  • Use of triple artemisinin combination therapies to prevent the emergence and spread of drug resistant malaria. A large multicentre multi-country trial (TRAC II) finished recruiting in 2018, and preliminary results show that they are reasonably well tolerated and effective against multi-drug resistant malaria;
  • CRP testing was shown to be effective at reducing antibiotic usage in the treatment of febrile illness. With partners we plan to develop and test rapid tests which combine CRP with disease specific tests (such as malaria, dengue, and scrub typhus). A modelling exercise has shown that this approach would be cost-effective;
  • The RTS,S malaria vaccine provides short term drug-independent protection against falciparum malaria, and may be a useful tool for malaria elimination campaigns. We have assessed for the first time the immunogenicity of RTS,S in Asian adults, and whether concomitant dihydroartemisinin-piperaquine affects it. These studies have now been completed and show good immunogenicity, no significant interactions, and they inform appropriate dosing;
  • Dihydroartemisinin-piperaquine was evaluated as seasonal chemoprevention in young children in Burkina Faso. Our Clinical Pharmacology Department conducted the bioanalysis and described the PK/PD properties of piperaquine using modelling and simulation, showing that young children need a relatively higher dosage compared to adults. Increased piperaquine dosage and extended coverage during the high transmission season could have a substantial impact on the incidence of malaria;
  • The renoprotective effects of paracetamol were evaluated in patients with severe and moderately severe falciparum malaria in a randomised, controlled, open-label trial. The pharmacokinetic-pharmacodynamic analysis showed that higher exposure to paracetamol increased the probability of creatinine improvement, and therefore, a renoprotective effect of paracetamol;
  • A comprehensive pharmacokinetic-pharmacodynamic evaluation of the endectocide ivermectin has shown that mosquitocidal effects persist beyond the elimination of the predominant component of the parent compound. This opens up the possibility of either an unidentified active metabolite, or slower elimination of the more active minor component. In either case this has firmly put ivermectin in centre stage as a potential elimination tool. WHO has endorsed this and encouraged further research to identify the active principals - which is ongoing within the pharmacology department;

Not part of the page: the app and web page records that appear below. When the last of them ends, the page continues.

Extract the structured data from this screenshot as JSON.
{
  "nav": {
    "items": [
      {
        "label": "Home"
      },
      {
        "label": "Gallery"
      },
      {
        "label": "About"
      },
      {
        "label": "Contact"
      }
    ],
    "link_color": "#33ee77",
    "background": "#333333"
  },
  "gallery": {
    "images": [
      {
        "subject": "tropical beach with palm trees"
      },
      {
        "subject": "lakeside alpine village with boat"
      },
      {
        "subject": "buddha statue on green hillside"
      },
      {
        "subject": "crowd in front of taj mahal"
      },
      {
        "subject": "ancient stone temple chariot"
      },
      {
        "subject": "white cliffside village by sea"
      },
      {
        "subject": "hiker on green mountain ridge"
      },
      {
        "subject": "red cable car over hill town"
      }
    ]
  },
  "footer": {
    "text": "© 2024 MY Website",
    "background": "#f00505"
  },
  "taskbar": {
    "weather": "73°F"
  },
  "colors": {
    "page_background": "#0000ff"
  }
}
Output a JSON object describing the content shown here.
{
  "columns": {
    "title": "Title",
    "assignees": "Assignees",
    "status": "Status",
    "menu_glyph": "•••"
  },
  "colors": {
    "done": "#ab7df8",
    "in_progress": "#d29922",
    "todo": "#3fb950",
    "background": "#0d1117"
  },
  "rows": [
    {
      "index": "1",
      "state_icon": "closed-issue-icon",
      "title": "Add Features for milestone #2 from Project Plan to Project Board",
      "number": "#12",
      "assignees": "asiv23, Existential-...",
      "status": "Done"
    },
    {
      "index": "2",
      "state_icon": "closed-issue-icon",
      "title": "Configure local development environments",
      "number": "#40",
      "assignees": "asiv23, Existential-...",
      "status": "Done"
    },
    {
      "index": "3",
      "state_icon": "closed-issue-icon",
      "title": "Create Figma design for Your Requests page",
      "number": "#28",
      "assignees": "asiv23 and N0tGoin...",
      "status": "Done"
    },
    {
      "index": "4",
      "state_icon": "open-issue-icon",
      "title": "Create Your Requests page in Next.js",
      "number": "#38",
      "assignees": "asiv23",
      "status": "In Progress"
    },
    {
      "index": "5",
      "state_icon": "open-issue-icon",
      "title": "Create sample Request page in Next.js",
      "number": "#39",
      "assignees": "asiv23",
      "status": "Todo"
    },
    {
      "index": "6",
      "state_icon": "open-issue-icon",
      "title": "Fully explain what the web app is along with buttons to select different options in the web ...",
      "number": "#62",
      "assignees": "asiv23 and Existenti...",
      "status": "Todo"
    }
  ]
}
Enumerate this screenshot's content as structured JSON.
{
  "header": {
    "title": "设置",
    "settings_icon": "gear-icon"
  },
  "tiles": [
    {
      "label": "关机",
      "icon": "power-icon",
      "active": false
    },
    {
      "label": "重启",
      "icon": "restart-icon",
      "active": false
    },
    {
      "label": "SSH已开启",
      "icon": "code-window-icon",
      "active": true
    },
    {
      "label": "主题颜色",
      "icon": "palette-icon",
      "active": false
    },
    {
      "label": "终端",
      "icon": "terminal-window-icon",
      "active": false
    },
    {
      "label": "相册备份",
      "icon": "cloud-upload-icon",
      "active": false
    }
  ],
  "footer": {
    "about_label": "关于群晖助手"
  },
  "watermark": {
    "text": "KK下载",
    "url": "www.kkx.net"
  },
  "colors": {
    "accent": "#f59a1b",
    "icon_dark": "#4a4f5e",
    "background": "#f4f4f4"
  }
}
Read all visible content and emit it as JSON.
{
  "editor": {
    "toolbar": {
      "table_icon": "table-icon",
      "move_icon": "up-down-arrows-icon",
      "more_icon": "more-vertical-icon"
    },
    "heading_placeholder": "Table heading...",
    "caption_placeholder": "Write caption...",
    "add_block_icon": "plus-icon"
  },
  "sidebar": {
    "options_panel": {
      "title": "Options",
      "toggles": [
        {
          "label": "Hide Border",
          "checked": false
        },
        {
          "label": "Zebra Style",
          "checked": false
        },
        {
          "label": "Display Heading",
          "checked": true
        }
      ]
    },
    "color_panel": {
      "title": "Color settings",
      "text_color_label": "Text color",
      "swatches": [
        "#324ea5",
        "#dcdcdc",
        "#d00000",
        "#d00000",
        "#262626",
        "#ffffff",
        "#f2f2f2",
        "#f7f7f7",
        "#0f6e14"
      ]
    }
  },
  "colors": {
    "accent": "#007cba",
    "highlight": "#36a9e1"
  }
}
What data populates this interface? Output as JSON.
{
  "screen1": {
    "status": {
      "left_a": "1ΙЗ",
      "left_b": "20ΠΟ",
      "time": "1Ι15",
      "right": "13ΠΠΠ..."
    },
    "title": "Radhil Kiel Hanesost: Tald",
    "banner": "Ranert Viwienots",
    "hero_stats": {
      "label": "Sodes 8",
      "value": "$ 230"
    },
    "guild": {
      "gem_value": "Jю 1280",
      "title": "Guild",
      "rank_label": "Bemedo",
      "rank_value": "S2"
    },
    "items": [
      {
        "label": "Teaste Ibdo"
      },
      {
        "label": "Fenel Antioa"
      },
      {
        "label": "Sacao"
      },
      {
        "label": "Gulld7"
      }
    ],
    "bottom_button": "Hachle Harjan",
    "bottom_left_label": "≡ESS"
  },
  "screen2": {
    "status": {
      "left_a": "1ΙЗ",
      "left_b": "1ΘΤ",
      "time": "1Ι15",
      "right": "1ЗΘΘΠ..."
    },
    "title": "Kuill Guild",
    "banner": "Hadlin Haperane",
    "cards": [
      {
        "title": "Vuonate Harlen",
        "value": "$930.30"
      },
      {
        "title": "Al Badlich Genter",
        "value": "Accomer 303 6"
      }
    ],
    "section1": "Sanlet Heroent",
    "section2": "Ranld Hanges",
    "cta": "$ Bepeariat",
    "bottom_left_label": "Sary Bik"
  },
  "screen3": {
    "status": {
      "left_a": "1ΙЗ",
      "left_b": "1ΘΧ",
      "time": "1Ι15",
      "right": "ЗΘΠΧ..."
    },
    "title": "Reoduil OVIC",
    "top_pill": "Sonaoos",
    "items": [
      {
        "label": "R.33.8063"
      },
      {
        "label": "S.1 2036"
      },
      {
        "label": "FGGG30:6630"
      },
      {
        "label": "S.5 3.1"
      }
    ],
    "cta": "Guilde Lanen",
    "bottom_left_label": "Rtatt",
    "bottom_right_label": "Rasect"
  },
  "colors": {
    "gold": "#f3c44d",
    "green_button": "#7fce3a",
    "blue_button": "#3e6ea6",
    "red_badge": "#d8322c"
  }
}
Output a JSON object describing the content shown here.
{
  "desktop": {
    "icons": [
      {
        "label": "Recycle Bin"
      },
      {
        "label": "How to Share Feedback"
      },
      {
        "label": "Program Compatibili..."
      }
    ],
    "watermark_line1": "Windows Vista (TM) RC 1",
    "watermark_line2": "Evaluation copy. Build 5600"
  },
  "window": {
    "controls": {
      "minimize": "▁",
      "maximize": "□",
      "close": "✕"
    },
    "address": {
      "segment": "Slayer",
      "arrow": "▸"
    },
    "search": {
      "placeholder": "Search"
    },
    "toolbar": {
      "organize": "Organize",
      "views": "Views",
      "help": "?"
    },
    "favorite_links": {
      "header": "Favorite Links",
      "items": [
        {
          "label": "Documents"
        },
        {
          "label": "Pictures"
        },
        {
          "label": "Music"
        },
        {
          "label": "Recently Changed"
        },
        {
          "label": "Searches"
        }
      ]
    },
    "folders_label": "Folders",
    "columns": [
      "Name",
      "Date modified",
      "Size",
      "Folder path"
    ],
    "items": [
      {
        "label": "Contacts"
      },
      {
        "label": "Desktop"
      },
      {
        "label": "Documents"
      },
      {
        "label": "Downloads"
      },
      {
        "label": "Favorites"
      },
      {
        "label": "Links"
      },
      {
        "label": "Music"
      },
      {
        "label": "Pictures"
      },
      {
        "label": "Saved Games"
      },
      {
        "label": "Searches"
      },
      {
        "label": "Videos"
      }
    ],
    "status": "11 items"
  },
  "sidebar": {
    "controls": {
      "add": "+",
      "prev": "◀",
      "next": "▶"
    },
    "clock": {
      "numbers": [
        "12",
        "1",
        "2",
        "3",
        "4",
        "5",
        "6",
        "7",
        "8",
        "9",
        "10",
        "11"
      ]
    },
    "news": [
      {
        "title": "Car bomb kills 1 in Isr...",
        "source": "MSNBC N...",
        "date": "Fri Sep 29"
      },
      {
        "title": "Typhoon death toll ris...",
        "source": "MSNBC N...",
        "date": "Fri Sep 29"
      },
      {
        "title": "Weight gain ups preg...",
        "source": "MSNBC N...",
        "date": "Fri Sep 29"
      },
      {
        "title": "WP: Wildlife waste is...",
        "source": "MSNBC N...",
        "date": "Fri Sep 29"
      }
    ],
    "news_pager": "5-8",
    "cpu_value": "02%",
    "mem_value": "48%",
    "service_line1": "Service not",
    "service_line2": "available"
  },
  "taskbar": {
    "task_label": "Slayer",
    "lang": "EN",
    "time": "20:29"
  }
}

  • Primaquine is widely recommended but often not used. We have calculated the proportions of patients unable to receive the new 8-aminoquinoline tafenoquine and thereby shown that primaquine will still be necessary if tafenoquine is introduced for the radical cure of vivax malaria. We have shown, using a new approach combining genotyping and time to event modelling, that if primaquine is used properly it can prevent nearly all relapses. This currently requires testing for G6PD deficiency and this is relatively expensive and generally unavailable. We have modelled an ascending dose regimen that should avoid dangerous haemolytic toxicity and could therefore be used without G6PD testing. This regimen is being tested in an adaptive trial design in known G6PD deficient healthy volunteers; and
  • A rapid immunochromatography test based on Hcp1 was shown to be a potential point-of-care test for serological diagnosis of melioidosis.